WHAT THE TASK REQUIRES: What's needed is the listing below, repeated word for word with no pictures.

_ _ _ _

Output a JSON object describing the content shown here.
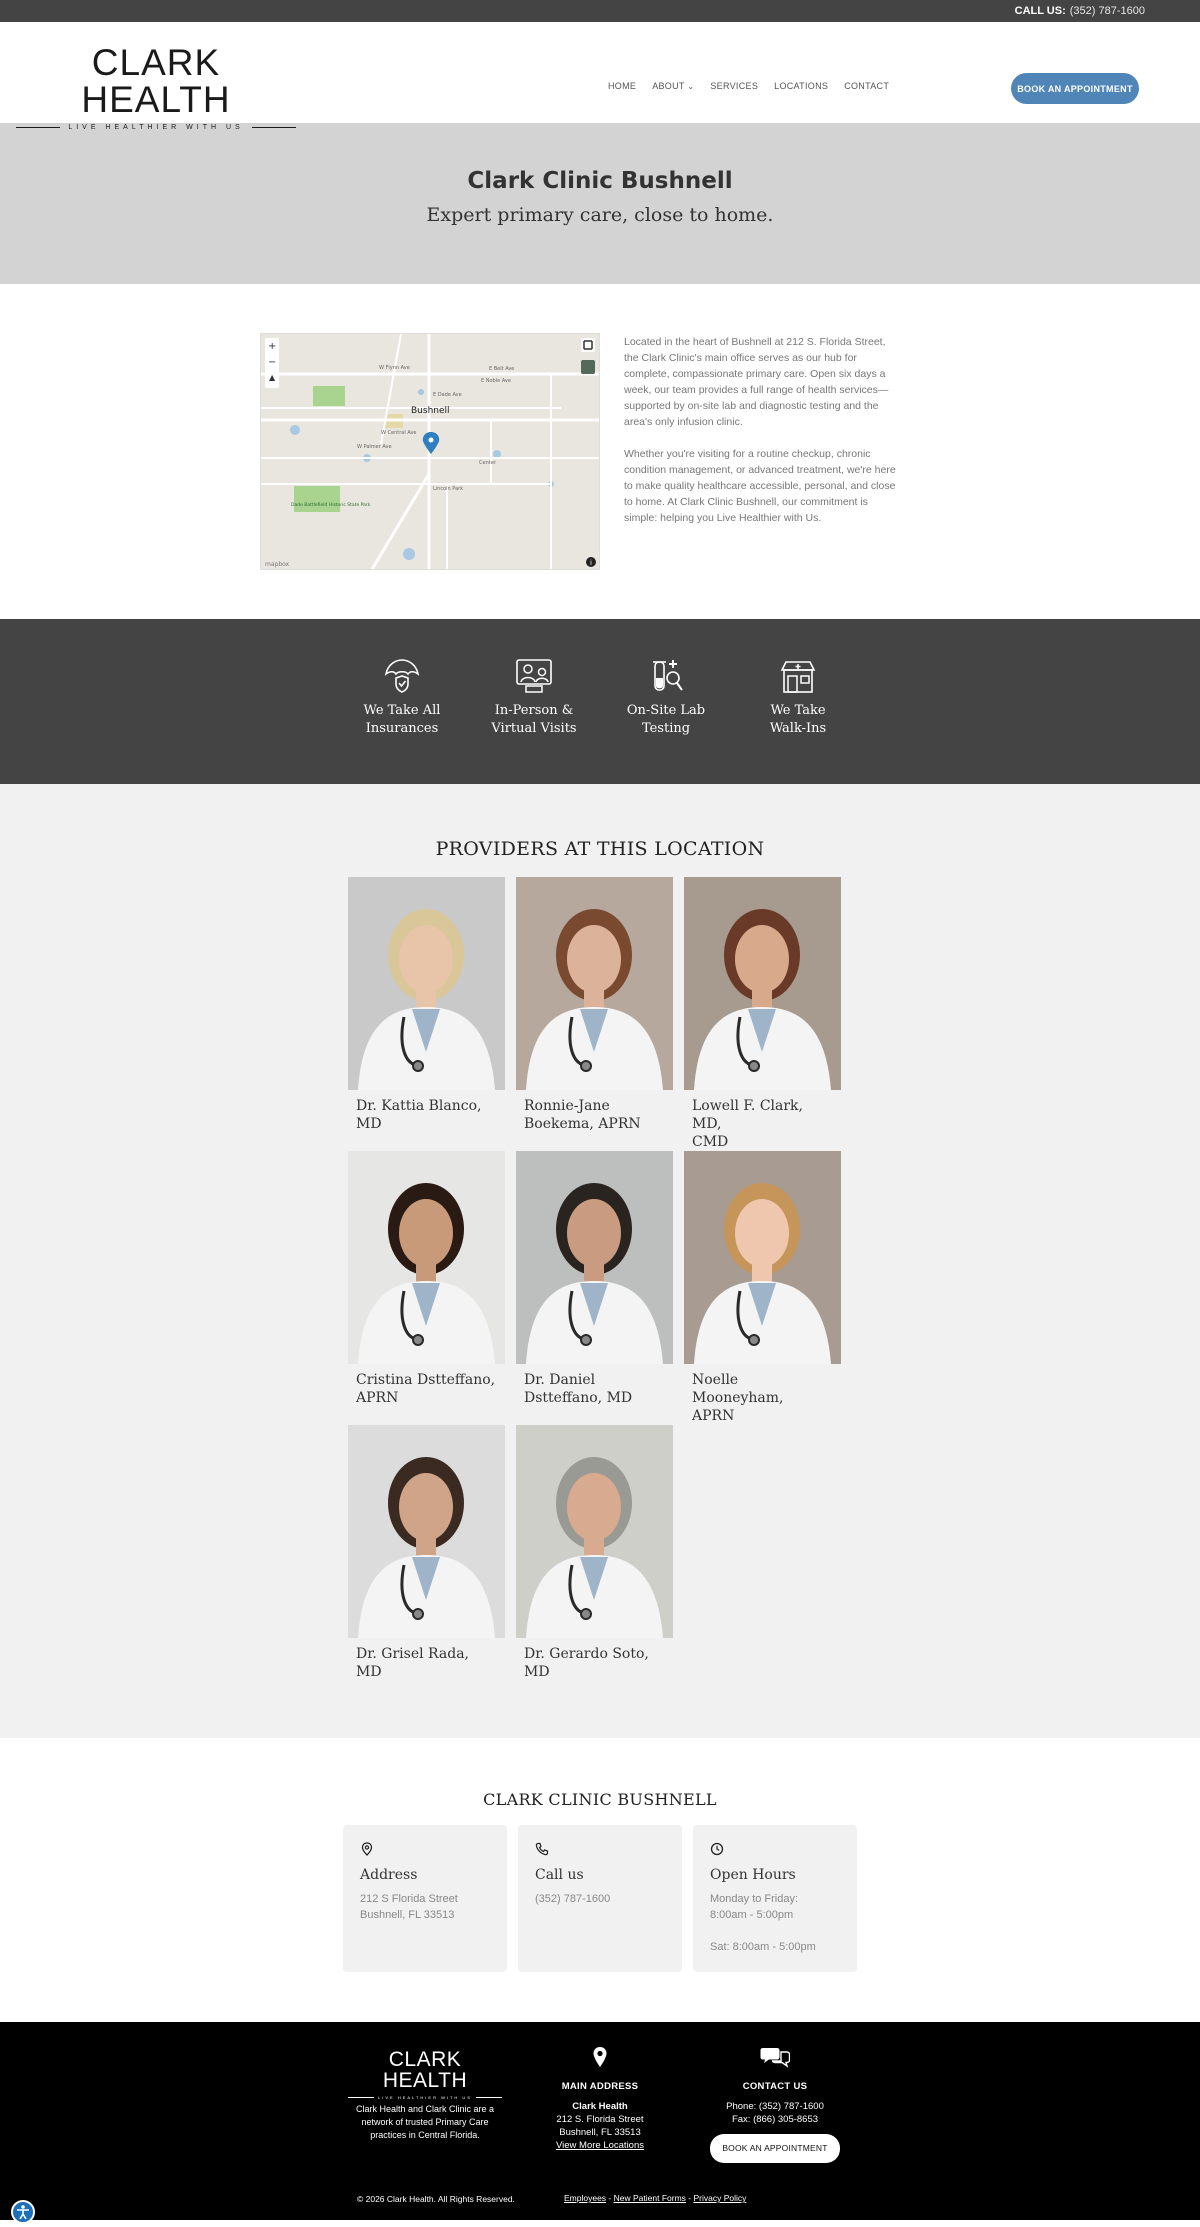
{
  "topbar": {
    "call_label": "CALL US:",
    "phone": "(352) 787-1600"
  },
  "header": {
    "logo_brand": "CLARK HEALTH",
    "logo_tagline": "LIVE HEALTHIER WITH US",
    "nav": [
      "HOME",
      "ABOUT",
      "SERVICES",
      "LOCATIONS",
      "CONTACT"
    ],
    "book_button": "BOOK AN APPOINTMENT"
  },
  "hero": {
    "title": "Clark Clinic Bushnell",
    "subtitle": "Expert primary care, close to home."
  },
  "about": {
    "map": {
      "town_label": "Bushnell",
      "streets": [
        "W Flynn Ave",
        "E Noble Ave",
        "E Dade Ave",
        "E Belt Ave",
        "W Central Ave",
        "W Palmer Ave",
        "Lincoln Park",
        "Center",
        "County Rd 742"
      ],
      "park": "Dade Battlefield Historic State Park",
      "credit": "mapbox"
    },
    "paragraphs": [
      "Located in the heart of Bushnell at 212 S. Florida Street, the Clark Clinic's main office serves as our hub for complete, compassionate primary care. Open six days a week, our team provides a full range of health services—supported by on-site lab and diagnostic testing and the area's only infusion clinic.",
      "Whether you're visiting for a routine checkup, chronic condition management, or advanced treatment, we're here to make quality healthcare accessible, personal, and close to home. At Clark Clinic Bushnell, our commitment is simple: helping you Live Healthier with Us."
    ]
  },
  "features": [
    {
      "icon": "umbrella-shield-icon",
      "line1": "We Take All",
      "line2": "Insurances"
    },
    {
      "icon": "video-visit-icon",
      "line1": "In-Person &",
      "line2": "Virtual Visits"
    },
    {
      "icon": "lab-test-icon",
      "line1": "On-Site Lab",
      "line2": "Testing"
    },
    {
      "icon": "clinic-building-icon",
      "line1": "We Take",
      "line2": "Walk-Ins"
    }
  ],
  "providers": {
    "heading": "PROVIDERS AT THIS LOCATION",
    "list": [
      {
        "line1": "Dr. Kattia Blanco,",
        "line2": "MD",
        "bg": "#c9c9c9",
        "hair": "#d9c79a",
        "skin": "#e8c4a8"
      },
      {
        "line1": "Ronnie-Jane",
        "line2": "Boekema, APRN",
        "bg": "#b7a89e",
        "hair": "#7a4a30",
        "skin": "#dcb39a"
      },
      {
        "line1": "Lowell F. Clark, MD,",
        "line2": "CMD",
        "bg": "#a79a8e",
        "hair": "#6a3a28",
        "skin": "#d9a98c"
      },
      {
        "line1": "Cristina Dstteffano,",
        "line2": "APRN",
        "bg": "#e6e6e4",
        "hair": "#2a1a14",
        "skin": "#c99a7a"
      },
      {
        "line1": "Dr. Daniel",
        "line2": "Dstteffano, MD",
        "bg": "#bdbfbf",
        "hair": "#2a2420",
        "skin": "#c99b80"
      },
      {
        "line1": "Noelle Mooneyham,",
        "line2": "APRN",
        "bg": "#a89b92",
        "hair": "#c6955a",
        "skin": "#efc7ae"
      },
      {
        "line1": "Dr. Grisel Rada, MD",
        "line2": "",
        "bg": "#dcdcdc",
        "hair": "#3a2a22",
        "skin": "#d0a488"
      },
      {
        "line1": "Dr. Gerardo Soto, MD",
        "line2": "",
        "bg": "#cfcfc9",
        "hair": "#9a9a94",
        "skin": "#d8aa90"
      }
    ]
  },
  "location": {
    "heading": "CLARK CLINIC BUSHNELL",
    "address": {
      "title": "Address",
      "line1": "212 S Florida Street",
      "line2": "Bushnell, FL 33513"
    },
    "call": {
      "title": "Call us",
      "phone": "(352) 787-1600"
    },
    "hours": {
      "title": "Open Hours",
      "line1": "Monday to Friday:",
      "line2": "8:00am - 5:00pm",
      "line3": "Sat: 8:00am - 5:00pm"
    }
  },
  "footer": {
    "logo_brand": "CLARK HEALTH",
    "logo_tagline": "LIVE HEALTHIER WITH US",
    "about": "Clark Health and Clark Clinic are a network of trusted Primary Care practices in Central Florida.",
    "main_address": {
      "heading": "MAIN ADDRESS",
      "name": "Clark Health",
      "street": "212 S. Florida Street",
      "city": "Bushnell, FL 33513",
      "link": "View More Locations"
    },
    "contact": {
      "heading": "CONTACT US",
      "phone": "Phone: (352) 787-1600",
      "fax": "Fax: (866) 305-8653",
      "button": "BOOK AN APPOINTMENT"
    },
    "copyright": "© 2026 Clark Health. All Rights Reserved.",
    "links": [
      "Employees",
      "New Patient Forms",
      "Privacy Policy"
    ]
  },
  "colors": {
    "accent": "#4f86b7",
    "dark_band": "#444444",
    "hero_bg": "#d3d3d3",
    "providers_bg": "#f1f1f1",
    "footer_bg": "#000000"
  }
}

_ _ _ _

WRITTEN ANSWER:
Output a JSON object describing the content shown here.
{
  "topbar": {
    "call_label": "CALL US:",
    "phone": "(352) 787-1600"
  },
  "header": {
    "logo_brand": "CLARK HEALTH",
    "logo_tagline": "LIVE HEALTHIER WITH US",
    "nav": [
      "HOME",
      "ABOUT",
      "SERVICES",
      "LOCATIONS",
      "CONTACT"
    ],
    "book_button": "BOOK AN APPOINTMENT"
  },
  "hero": {
    "title": "Clark Clinic Bushnell",
    "subtitle": "Expert primary care, close to home."
  },
  "about": {
    "map": {
      "town_label": "Bushnell",
      "streets": [
        "W Flynn Ave",
        "E Noble Ave",
        "E Dade Ave",
        "E Belt Ave",
        "W Central Ave",
        "W Palmer Ave",
        "Lincoln Park",
        "Center",
        "County Rd 742"
      ],
      "park": "Dade Battlefield Historic State Park",
      "credit": "mapbox"
    },
    "paragraphs": [
      "Located in the heart of Bushnell at 212 S. Florida Street, the Clark Clinic's main office serves as our hub for complete, compassionate primary care. Open six days a week, our team provides a full range of health services—supported by on-site lab and diagnostic testing and the area's only infusion clinic.",
      "Whether you're visiting for a routine checkup, chronic condition management, or advanced treatment, we're here to make quality healthcare accessible, personal, and close to home. At Clark Clinic Bushnell, our commitment is simple: helping you Live Healthier with Us."
    ]
  },
  "features": [
    {
      "icon": "umbrella-shield-icon",
      "line1": "We Take All",
      "line2": "Insurances"
    },
    {
      "icon": "video-visit-icon",
      "line1": "In-Person &",
      "line2": "Virtual Visits"
    },
    {
      "icon": "lab-test-icon",
      "line1": "On-Site Lab",
      "line2": "Testing"
    },
    {
      "icon": "clinic-building-icon",
      "line1": "We Take",
      "line2": "Walk-Ins"
    }
  ],
  "providers": {
    "heading": "PROVIDERS AT THIS LOCATION",
    "list": [
      {
        "line1": "Dr. Kattia Blanco,",
        "line2": "MD",
        "bg": "#c9c9c9",
        "hair": "#d9c79a",
        "skin": "#e8c4a8"
      },
      {
        "line1": "Ronnie-Jane",
        "line2": "Boekema, APRN",
        "bg": "#b7a89e",
        "hair": "#7a4a30",
        "skin": "#dcb39a"
      },
      {
        "line1": "Lowell F. Clark, MD,",
        "line2": "CMD",
        "bg": "#a79a8e",
        "hair": "#6a3a28",
        "skin": "#d9a98c"
      },
      {
        "line1": "Cristina Dstteffano,",
        "line2": "APRN",
        "bg": "#e6e6e4",
        "hair": "#2a1a14",
        "skin": "#c99a7a"
      },
      {
        "line1": "Dr. Daniel",
        "line2": "Dstteffano, MD",
        "bg": "#bdbfbf",
        "hair": "#2a2420",
        "skin": "#c99b80"
      },
      {
        "line1": "Noelle Mooneyham,",
        "line2": "APRN",
        "bg": "#a89b92",
        "hair": "#c6955a",
        "skin": "#efc7ae"
      },
      {
        "line1": "Dr. Grisel Rada, MD",
        "line2": "",
        "bg": "#dcdcdc",
        "hair": "#3a2a22",
        "skin": "#d0a488"
      },
      {
        "line1": "Dr. Gerardo Soto, MD",
        "line2": "",
        "bg": "#cfcfc9",
        "hair": "#9a9a94",
        "skin": "#d8aa90"
      }
    ]
  },
  "location": {
    "heading": "CLARK CLINIC BUSHNELL",
    "address": {
      "title": "Address",
      "line1": "212 S Florida Street",
      "line2": "Bushnell, FL 33513"
    },
    "call": {
      "title": "Call us",
      "phone": "(352) 787-1600"
    },
    "hours": {
      "title": "Open Hours",
      "line1": "Monday to Friday:",
      "line2": "8:00am - 5:00pm",
      "line3": "Sat: 8:00am - 5:00pm"
    }
  },
  "footer": {
    "logo_brand": "CLARK HEALTH",
    "logo_tagline": "LIVE HEALTHIER WITH US",
    "about": "Clark Health and Clark Clinic are a network of trusted Primary Care practices in Central Florida.",
    "main_address": {
      "heading": "MAIN ADDRESS",
      "name": "Clark Health",
      "street": "212 S. Florida Street",
      "city": "Bushnell, FL 33513",
      "link": "View More Locations"
    },
    "contact": {
      "heading": "CONTACT US",
      "phone": "Phone: (352) 787-1600",
      "fax": "Fax: (866) 305-8653",
      "button": "BOOK AN APPOINTMENT"
    },
    "copyright": "© 2026 Clark Health. All Rights Reserved.",
    "links": [
      "Employees",
      "New Patient Forms",
      "Privacy Policy"
    ]
  },
  "colors": {
    "accent": "#4f86b7",
    "dark_band": "#444444",
    "hero_bg": "#d3d3d3",
    "providers_bg": "#f1f1f1",
    "footer_bg": "#000000"
  }
}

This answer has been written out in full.